Plastic Surgery to prevent bullyingTake, for example, a child with protruding ears. Ear pinning (otoplasty) can restore the ear size, shape, and position to normalcy. After the age of six, otoplasty is safe, fast, and virtually painless. So why subject a child to a lifetime of “Dumbo” jokes? An otoplasty in an otherwise physically, emotionally, and socially healthy child can be a surefire way to prevent bullying. The same is true of exaggerated nasal features. Oversized, crooked, or oddly shaped noses are often a source of relentless teasing among children. Surgery that restores normal nasal structure and function has long been accepted by well-adjusted teens, their parents, and doctors, so why stand by and watch a child experience a painful loss of confidence? While surgeries to improve the appearance of a child’s ears or nose have long been popular, a newer cosmetic procedure is also on the rise. Those who suffer from unwanted hair, such as girls with upper lip hair or thick sideburns, may want a lasting solution to avoid being taunted by their peers. Laser hair removal is now becoming a more common alternative to waxing, depilation creams, and the dreadful shaving.

External beauty is first and foremost a reflection of inner health and wellness. But when physical appearance does not reflect the inner self, surgery is the necessary option for improvement. In fact, it can strengthen self-confidence and prevent bullying. Young skin is quite elastic. It is quite forgiving, and it heals quickly. Emotional scars from bullying make their mark for life.

What do Joaquin Phoenix and King Tut have in common?

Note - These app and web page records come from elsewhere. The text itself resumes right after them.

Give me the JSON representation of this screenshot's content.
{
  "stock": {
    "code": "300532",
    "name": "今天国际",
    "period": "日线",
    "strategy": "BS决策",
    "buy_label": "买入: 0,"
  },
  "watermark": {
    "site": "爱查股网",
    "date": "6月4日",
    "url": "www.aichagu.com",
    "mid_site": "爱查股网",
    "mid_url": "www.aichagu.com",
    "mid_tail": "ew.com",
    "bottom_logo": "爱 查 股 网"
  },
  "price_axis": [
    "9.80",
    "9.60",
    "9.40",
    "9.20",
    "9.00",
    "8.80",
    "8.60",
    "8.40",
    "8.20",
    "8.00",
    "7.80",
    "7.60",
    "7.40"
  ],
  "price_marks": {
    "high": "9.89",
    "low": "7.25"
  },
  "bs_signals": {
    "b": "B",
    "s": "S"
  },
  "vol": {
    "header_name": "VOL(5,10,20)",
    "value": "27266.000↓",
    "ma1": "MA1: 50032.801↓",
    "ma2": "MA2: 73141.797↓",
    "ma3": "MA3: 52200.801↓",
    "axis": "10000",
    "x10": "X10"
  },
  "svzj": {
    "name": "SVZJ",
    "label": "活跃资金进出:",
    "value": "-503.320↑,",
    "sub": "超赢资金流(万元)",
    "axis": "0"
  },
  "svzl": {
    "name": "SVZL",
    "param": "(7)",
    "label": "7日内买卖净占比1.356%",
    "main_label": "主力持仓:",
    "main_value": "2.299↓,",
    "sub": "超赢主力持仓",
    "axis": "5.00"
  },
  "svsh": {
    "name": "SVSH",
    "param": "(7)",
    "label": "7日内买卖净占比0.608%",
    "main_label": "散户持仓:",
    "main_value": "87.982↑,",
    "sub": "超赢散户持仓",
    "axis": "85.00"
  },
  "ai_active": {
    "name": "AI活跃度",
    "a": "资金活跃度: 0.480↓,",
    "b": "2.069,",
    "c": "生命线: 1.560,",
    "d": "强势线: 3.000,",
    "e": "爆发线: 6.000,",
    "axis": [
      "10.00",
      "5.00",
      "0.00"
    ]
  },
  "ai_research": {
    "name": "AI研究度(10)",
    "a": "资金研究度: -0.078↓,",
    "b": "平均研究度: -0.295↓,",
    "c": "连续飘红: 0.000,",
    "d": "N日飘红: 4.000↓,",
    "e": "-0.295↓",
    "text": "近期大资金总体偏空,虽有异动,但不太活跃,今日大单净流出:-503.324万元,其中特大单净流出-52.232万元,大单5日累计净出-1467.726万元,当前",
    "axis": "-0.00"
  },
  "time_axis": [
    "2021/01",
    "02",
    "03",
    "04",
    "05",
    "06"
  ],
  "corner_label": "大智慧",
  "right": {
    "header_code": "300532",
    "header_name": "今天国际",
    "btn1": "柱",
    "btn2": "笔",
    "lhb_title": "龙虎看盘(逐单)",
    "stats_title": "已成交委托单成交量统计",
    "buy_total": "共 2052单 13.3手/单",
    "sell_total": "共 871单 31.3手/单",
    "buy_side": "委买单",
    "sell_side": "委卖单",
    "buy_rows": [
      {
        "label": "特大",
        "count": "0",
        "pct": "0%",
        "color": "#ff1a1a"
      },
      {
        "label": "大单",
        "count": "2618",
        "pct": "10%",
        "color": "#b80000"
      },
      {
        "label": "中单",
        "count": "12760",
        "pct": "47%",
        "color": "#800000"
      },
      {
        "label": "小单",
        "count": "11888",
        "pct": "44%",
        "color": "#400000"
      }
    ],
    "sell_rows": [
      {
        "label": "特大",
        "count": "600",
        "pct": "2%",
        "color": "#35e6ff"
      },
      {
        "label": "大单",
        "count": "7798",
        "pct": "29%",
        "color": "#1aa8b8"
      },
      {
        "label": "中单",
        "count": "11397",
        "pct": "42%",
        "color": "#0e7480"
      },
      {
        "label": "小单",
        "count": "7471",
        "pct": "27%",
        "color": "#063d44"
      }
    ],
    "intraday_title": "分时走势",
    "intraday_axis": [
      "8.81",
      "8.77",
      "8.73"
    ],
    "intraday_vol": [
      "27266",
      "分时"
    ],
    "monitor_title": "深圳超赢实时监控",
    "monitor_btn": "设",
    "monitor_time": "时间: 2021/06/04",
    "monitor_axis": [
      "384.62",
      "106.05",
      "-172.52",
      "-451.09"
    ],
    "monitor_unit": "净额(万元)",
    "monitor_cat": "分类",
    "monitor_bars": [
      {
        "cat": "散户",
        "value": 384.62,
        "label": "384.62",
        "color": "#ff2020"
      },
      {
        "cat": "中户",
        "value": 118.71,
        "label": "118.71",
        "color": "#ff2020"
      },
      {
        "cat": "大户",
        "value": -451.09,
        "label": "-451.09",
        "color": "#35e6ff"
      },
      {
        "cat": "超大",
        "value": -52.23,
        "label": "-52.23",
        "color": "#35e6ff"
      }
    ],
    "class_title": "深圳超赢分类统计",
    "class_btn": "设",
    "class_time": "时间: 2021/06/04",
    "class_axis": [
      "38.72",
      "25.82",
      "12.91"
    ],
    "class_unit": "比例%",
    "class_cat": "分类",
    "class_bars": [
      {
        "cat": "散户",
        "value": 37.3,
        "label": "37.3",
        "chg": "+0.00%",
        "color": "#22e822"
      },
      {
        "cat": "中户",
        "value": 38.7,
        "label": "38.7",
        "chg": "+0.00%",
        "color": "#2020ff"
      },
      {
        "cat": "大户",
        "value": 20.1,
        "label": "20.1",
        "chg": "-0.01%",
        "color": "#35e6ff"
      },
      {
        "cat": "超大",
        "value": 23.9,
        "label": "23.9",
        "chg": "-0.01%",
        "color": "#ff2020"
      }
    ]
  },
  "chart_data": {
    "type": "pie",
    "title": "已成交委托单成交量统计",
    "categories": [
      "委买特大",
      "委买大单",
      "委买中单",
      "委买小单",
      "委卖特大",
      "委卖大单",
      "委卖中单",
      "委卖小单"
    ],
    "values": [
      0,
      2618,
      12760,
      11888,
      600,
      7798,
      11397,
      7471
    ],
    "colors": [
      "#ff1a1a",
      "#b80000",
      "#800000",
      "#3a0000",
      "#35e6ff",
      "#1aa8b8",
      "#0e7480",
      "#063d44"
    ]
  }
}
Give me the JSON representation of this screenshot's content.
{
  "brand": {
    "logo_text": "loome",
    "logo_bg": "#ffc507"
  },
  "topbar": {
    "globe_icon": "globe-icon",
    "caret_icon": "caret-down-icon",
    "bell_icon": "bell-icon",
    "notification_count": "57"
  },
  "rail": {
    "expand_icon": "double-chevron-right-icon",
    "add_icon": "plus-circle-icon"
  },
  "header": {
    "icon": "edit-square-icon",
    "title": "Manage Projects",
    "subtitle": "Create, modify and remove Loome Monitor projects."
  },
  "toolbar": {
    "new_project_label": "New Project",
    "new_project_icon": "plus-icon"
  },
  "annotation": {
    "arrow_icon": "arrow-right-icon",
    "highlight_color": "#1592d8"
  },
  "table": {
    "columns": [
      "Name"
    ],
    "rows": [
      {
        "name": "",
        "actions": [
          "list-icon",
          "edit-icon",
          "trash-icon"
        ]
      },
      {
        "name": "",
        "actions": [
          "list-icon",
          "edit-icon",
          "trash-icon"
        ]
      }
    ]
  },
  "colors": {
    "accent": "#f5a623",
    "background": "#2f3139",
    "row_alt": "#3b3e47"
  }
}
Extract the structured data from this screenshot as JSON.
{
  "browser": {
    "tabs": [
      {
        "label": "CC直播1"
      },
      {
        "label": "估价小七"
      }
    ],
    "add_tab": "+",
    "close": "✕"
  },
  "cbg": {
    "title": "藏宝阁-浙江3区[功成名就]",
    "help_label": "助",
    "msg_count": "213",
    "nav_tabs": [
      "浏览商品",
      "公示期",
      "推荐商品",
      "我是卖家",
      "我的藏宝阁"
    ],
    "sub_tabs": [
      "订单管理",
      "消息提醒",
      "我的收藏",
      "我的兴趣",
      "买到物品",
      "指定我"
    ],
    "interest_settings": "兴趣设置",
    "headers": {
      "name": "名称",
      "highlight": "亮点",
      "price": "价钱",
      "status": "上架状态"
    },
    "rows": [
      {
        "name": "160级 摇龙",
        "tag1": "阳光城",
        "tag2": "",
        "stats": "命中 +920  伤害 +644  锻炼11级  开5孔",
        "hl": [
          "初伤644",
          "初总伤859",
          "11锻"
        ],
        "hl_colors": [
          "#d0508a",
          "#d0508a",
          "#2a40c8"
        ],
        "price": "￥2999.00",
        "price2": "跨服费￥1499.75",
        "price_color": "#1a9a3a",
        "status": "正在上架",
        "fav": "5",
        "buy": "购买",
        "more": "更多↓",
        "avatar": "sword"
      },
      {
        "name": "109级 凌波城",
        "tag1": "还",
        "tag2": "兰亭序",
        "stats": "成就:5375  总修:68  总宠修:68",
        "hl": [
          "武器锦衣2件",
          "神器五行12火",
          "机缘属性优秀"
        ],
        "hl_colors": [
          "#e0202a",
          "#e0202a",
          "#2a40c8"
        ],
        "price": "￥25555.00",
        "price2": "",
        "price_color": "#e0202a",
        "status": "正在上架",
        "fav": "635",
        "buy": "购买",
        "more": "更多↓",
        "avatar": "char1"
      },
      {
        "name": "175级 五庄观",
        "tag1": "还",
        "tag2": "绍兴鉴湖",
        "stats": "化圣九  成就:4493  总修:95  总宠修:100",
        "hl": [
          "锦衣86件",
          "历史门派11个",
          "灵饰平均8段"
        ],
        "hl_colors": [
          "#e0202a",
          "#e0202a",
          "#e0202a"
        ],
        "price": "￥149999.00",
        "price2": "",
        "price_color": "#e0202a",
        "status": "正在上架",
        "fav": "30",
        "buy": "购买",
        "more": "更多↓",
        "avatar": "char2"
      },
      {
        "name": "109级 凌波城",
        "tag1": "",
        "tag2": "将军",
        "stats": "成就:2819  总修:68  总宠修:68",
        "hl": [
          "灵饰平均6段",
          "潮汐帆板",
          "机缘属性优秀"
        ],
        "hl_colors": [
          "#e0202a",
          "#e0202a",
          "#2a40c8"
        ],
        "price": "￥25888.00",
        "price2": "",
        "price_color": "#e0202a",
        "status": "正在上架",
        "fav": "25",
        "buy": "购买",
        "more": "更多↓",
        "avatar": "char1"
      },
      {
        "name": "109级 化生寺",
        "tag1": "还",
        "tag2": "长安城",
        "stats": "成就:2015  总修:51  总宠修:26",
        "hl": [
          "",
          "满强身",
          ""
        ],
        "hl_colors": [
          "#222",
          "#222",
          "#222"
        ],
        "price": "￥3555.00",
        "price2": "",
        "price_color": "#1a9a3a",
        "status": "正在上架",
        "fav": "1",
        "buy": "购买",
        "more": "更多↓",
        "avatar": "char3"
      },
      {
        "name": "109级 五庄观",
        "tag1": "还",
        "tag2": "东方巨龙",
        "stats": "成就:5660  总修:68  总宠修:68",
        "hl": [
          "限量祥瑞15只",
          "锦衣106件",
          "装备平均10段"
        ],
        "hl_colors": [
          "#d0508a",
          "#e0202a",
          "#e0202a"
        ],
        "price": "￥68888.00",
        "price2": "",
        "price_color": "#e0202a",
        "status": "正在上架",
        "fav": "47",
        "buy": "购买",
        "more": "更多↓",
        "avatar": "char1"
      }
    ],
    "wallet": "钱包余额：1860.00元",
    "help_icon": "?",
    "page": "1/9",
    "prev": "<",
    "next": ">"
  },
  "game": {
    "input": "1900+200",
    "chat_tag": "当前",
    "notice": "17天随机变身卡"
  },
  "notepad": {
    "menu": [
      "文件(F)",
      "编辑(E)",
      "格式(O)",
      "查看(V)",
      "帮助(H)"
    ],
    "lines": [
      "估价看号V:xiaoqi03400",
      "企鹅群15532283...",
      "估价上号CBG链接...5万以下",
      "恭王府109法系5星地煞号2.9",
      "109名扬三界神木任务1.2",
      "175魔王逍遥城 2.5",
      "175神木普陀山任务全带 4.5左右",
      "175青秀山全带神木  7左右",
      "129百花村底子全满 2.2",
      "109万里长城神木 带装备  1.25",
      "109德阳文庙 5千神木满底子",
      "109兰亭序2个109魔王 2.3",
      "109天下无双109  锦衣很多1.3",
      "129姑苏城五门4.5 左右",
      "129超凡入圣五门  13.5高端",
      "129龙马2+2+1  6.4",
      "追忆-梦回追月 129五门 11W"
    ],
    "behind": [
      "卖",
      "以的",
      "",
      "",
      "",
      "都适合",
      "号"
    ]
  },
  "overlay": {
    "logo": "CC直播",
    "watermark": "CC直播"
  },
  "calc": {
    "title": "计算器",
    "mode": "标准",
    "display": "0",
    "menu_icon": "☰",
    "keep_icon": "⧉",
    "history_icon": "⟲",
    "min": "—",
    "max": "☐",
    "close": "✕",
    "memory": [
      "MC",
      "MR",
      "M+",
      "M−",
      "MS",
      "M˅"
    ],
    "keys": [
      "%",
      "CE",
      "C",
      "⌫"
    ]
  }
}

Both the Oscar-nominated actor and the Egyptian child king were born with clefts. A cleft is an opening or gap in the bone and/or soft tissue of the nose, mouth, and palate, typically formed before birth. They are more common than you might think: approximately 1 in 700 newborns have a cleft lip and/or palate. In fact, football player Peyton Manning, NBC Nightly News anchor Tom Brokaw, and the Reverend Jesse Jackson were all born with clefts too! In addition to the cosmetic concerns that may leave a psychological impact on young kids vulnerable to bullying, a cleft lip and/or palate also presents a number of functional difficulties. These can include difficulty feeding, susceptibility to inner ear infections, delayed or impaired speech function, and abnormal dental development. Some children born with clefts also have associated nasal malformations. To avoid or lessen the above risks, it’s important to close the cleft within the first 2-3 months following birth. Generally this closure happens surgically. The surgeon attaches the muscles of the lip, then attempts to hide thep1 scar in the natural lines of the upper lip.

Because the surgery happens at such an early age, the baby’s young, elastic skin tends to heal quickly and be more forgiving than more mature skin. Scars of childhood often heal faster and more invisibly that scars in adults. In spite of this, many adults find the scars from their cleft palate and lip repair to be fairly obvious. Revision surgery can be not only traumatic and inexact, but unpredictable and expensive. Dr. Yagoda offers an accurate, non-surgical option to fine-tune cleft lip and nose asymmetries with injectable fillers. Fillers can achieve the look of a polished, closed cleft without the downtime, potential scarring, and cost of a surgical repair.